The amount of training I’ve done so far in 2022 would have flattened me this time last year. I would have failed sessions, I would have been permanently grumpy, craving rest, and overall having a shit time. However, had I not had guidance from my coach, that’s exactly what I would have tried to do. Suddenly able to train full-time, I would have squeezed every possible ounce out of my body – without realising I was likely doing more harm than good.
Now, having put in the ground work over the last 14 months, my body is comfortably handling the additional stress.
I’ve not worked in a big corporate job, but I’m pretty sure this is what happens when people experience burnout, so there’s a life lesson in there somewhere, I’m sure.
Don’t overtrain – it’s unproductive.
4. Wait Some More.
Getting better takes time.
A single training block is largely irrelevant. Consistency over multiple years is key.
I think a mistake so many people make (myself very much included), is failing to look beyond the next year. In reality, a year is not a very long time.
I’m not aiming to become the best in the world next year. That would be a fruitless and pointless endeavour. If I am ever to become one of the best in the world (a discussion with a short answer, for another time), it’s going to take longer than 5 years. It takes patience and consistency over time. It’s only recently that I’ve allowed that reality to sink in.
I think this is applicable in so many professions. In every walk of life, people are impatient and in it for the quick results. Consequently, almost everyone gives up and moves on to something else too soon. Those at the top have not got there overnight, even if it seems that way from the outside. Whilst there are a handful of people with innate, incredible talent, I’m not one of them, and not very many people are.
If you stick to the process for long enough, the results will come. I truly believe that.
This obviously links to my previous point – I think the conclusion is: don’t rush the process, and be patient with the results.
5. Slow Down.
Zone 2 works. Zone 2 works. Zone 2 works.
Last week I ran the fastest half marathon of my life – at an average pace of 3:27/km. I ran straight off the back of a four-hour ride and had five hard weeks of training in my legs.
Over the last five months, I have hardly spent any time running quicker than 4:00/km – you could probably count the number of kilometres on two hands. And yet, even at race pace, I’m stronger than ever.
You do not need to go fast all the time – quite the opposite. The majority of training for endurance sport should be done in zone 2 (which essentially refers to a low intensity – if you’d like me to explain any further, drop a comment down below because I’d want to give it more time than this blog).

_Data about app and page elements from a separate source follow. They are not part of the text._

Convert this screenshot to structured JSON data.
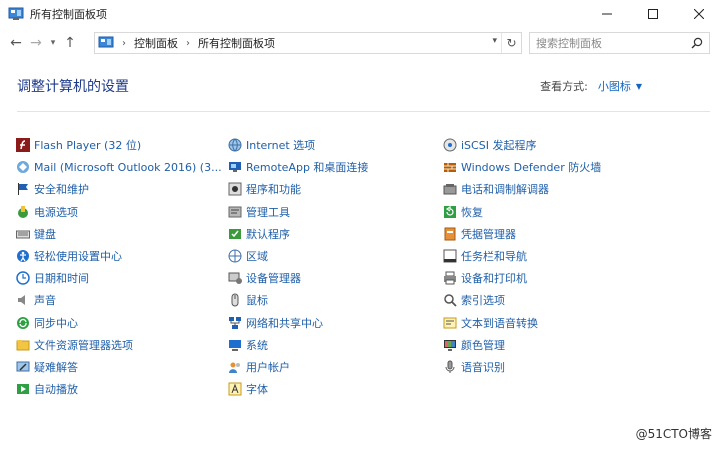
{
  "window": {
    "title": "所有控制面板项"
  },
  "nav": {
    "breadcrumbs": [
      "控制面板",
      "所有控制面板项"
    ],
    "search_placeholder": "搜索控制面板"
  },
  "header": {
    "heading": "调整计算机的设置",
    "view_label": "查看方式:",
    "view_value": "小图标"
  },
  "columns": [
    [
      {
        "label": "Flash Player (32 位)",
        "icon": "flash-icon"
      },
      {
        "label": "Mail (Microsoft Outlook 2016) (3...",
        "icon": "mail-icon"
      },
      {
        "label": "安全和维护",
        "icon": "flag-icon"
      },
      {
        "label": "电源选项",
        "icon": "power-icon"
      },
      {
        "label": "键盘",
        "icon": "keyboard-icon"
      },
      {
        "label": "轻松使用设置中心",
        "icon": "ease-of-access-icon"
      },
      {
        "label": "日期和时间",
        "icon": "clock-icon"
      },
      {
        "label": "声音",
        "icon": "speaker-icon"
      },
      {
        "label": "同步中心",
        "icon": "sync-icon"
      },
      {
        "label": "文件资源管理器选项",
        "icon": "folder-options-icon"
      },
      {
        "label": "疑难解答",
        "icon": "troubleshoot-icon"
      },
      {
        "label": "自动播放",
        "icon": "autoplay-icon"
      }
    ],
    [
      {
        "label": "Internet 选项",
        "icon": "internet-icon"
      },
      {
        "label": "RemoteApp 和桌面连接",
        "icon": "remoteapp-icon"
      },
      {
        "label": "程序和功能",
        "icon": "programs-icon"
      },
      {
        "label": "管理工具",
        "icon": "admin-tools-icon"
      },
      {
        "label": "默认程序",
        "icon": "default-programs-icon"
      },
      {
        "label": "区域",
        "icon": "region-icon"
      },
      {
        "label": "设备管理器",
        "icon": "device-manager-icon"
      },
      {
        "label": "鼠标",
        "icon": "mouse-icon"
      },
      {
        "label": "网络和共享中心",
        "icon": "network-icon"
      },
      {
        "label": "系统",
        "icon": "system-icon"
      },
      {
        "label": "用户帐户",
        "icon": "users-icon"
      },
      {
        "label": "字体",
        "icon": "font-icon"
      }
    ],
    [
      {
        "label": "iSCSI 发起程序",
        "icon": "iscsi-icon"
      },
      {
        "label": "Windows Defender 防火墙",
        "icon": "firewall-icon"
      },
      {
        "label": "电话和调制解调器",
        "icon": "phone-icon"
      },
      {
        "label": "恢复",
        "icon": "recovery-icon"
      },
      {
        "label": "凭据管理器",
        "icon": "credential-icon"
      },
      {
        "label": "任务栏和导航",
        "icon": "taskbar-icon"
      },
      {
        "label": "设备和打印机",
        "icon": "printer-icon"
      },
      {
        "label": "索引选项",
        "icon": "index-icon"
      },
      {
        "label": "文本到语音转换",
        "icon": "text-to-speech-icon"
      },
      {
        "label": "颜色管理",
        "icon": "color-management-icon"
      },
      {
        "label": "语音识别",
        "icon": "microphone-icon"
      }
    ]
  ],
  "watermark": "@51CTO博客",
  "colors": {
    "link": "#1f5fa8",
    "heading": "#1e3a8a",
    "accent": "#1565c0"
  }
}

I’ve seen the same in my swimming. For the last few months, I feel as though my coach and I have somewhat gone against traditional swim training methods. Within this block I’ve set new best times over both 1.9km and 3.8km, without really leaving zone 2 at all.
I still don’t fully understand the training elite swimmers (and a lot of triathletes) seem to do in the pool. The amount of intensity appears to contradict everything I understand about training from a non-swimming perspective. I’d love to be enlightened if any elite swimmers out there were willing to educate me.
Long story short, not everything needs to be hard all the time. Stop suffering for the sake of suffering.
I’d love to know if anyone disagrees with anything I’ve said above, even if it’s within a context unrelated to sport.
One final thing I’ve learnt recently – having people around you to share the load helps a lot. Whether it’s a housemate to split daily chores with, a training partner to muster motivation alongside, or a dog to let you know when you’re doing something silly… a problem shared and all that…
I hope everyone who’s read this far is having a good 2022. Please do let me know if anything I’ve mentioned here deserves elaboration in a separate post.
Sleep. Eat. Wait. Wait some more. Slow Down.
03.01.22 – 11.02.22